→ **Given records**:
_ _ _

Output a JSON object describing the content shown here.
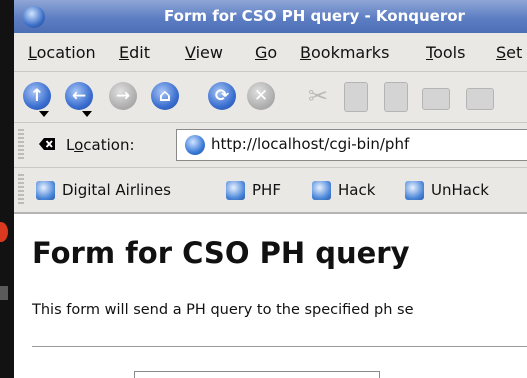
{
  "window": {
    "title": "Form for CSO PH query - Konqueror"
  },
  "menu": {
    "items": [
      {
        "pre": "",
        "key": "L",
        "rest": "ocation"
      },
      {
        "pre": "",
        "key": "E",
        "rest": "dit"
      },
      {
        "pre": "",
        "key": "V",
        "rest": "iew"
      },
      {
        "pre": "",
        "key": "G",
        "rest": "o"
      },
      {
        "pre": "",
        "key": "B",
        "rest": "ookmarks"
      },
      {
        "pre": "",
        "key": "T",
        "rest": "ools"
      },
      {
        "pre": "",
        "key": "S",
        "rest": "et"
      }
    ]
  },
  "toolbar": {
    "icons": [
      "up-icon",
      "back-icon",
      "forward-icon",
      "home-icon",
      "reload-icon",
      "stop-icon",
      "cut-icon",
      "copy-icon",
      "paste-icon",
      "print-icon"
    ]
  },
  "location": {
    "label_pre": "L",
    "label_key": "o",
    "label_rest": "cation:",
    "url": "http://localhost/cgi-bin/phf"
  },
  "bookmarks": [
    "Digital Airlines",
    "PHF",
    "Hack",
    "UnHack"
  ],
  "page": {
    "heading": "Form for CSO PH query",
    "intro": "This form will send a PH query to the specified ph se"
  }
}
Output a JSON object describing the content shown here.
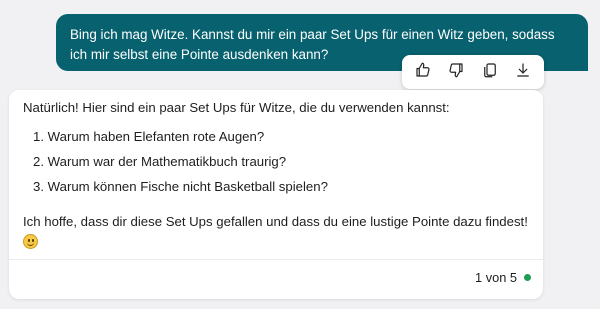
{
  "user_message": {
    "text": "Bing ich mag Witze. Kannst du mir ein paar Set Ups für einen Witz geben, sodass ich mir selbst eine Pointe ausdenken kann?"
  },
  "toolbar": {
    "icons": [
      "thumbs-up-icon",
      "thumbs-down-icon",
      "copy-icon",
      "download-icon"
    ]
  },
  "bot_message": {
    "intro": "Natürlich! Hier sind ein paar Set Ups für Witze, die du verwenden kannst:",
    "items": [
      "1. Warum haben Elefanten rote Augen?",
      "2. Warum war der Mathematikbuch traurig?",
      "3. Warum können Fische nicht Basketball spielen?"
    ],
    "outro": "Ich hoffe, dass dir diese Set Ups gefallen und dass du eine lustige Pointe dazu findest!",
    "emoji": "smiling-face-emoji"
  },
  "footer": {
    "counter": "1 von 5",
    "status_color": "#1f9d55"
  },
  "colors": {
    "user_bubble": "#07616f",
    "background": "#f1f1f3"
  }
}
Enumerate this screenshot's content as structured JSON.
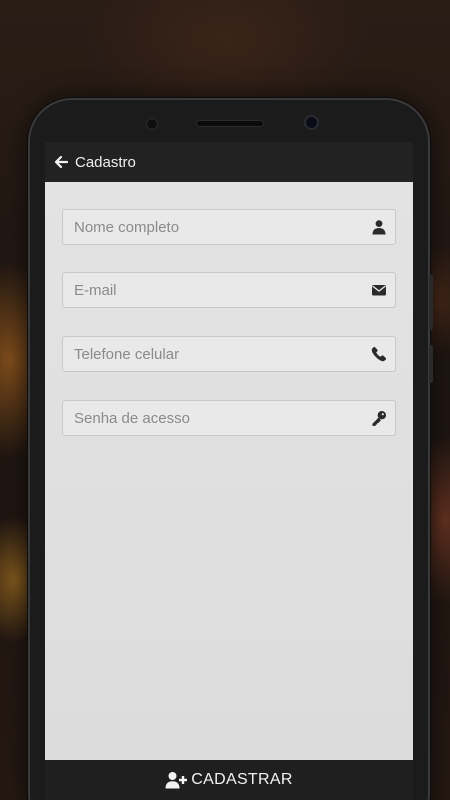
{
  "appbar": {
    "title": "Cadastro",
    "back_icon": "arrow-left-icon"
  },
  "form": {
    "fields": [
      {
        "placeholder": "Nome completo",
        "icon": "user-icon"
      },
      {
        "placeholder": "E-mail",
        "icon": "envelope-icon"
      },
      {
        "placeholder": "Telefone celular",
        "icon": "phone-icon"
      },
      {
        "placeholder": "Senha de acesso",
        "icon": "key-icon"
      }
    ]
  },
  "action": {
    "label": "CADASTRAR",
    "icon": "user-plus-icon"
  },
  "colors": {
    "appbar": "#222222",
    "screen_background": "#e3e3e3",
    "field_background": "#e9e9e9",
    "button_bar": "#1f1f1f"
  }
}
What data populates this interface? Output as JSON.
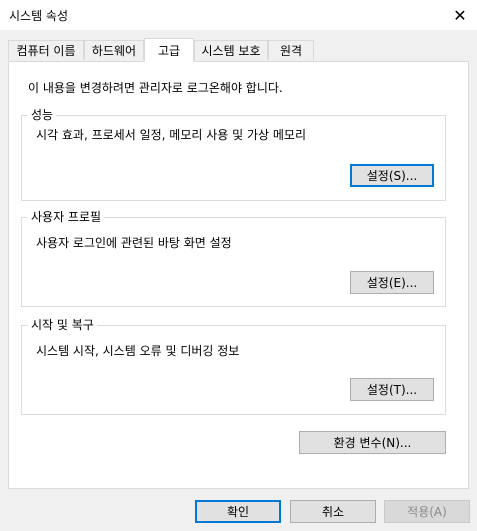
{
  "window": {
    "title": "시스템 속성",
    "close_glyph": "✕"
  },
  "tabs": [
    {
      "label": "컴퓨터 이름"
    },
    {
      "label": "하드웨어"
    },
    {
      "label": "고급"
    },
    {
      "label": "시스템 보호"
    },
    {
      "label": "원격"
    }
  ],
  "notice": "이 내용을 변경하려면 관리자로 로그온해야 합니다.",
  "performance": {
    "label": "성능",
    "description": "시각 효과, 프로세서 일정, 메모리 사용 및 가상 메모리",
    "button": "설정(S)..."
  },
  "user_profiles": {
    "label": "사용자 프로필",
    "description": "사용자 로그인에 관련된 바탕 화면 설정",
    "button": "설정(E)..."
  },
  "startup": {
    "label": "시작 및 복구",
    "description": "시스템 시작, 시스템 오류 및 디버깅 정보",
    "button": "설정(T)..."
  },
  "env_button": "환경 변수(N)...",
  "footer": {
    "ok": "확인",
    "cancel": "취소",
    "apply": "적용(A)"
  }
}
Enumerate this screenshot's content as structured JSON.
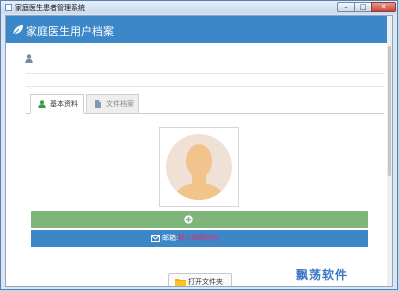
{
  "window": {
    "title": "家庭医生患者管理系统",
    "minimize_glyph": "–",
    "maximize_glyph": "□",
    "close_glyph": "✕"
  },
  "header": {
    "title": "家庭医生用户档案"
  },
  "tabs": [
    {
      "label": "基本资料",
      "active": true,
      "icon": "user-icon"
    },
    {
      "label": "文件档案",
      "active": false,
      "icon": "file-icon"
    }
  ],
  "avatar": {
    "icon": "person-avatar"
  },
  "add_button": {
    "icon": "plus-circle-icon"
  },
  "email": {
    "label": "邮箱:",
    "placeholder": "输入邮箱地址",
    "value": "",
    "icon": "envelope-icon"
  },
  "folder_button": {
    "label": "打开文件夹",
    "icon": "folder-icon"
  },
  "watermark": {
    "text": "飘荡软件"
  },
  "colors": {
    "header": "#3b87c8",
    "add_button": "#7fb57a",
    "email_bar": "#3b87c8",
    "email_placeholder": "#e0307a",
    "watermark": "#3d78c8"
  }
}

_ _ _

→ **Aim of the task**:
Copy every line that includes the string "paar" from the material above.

→ **Task result**:
    "text": "Bing ich mag Witze. Kannst du mir ein paar Set Ups für einen Witz geben, sodass ich mir selbst eine Pointe ausdenken kann?"
    "intro": "Natürlich! Hier sind ein paar Set Ups für Witze, die du verwenden kannst:",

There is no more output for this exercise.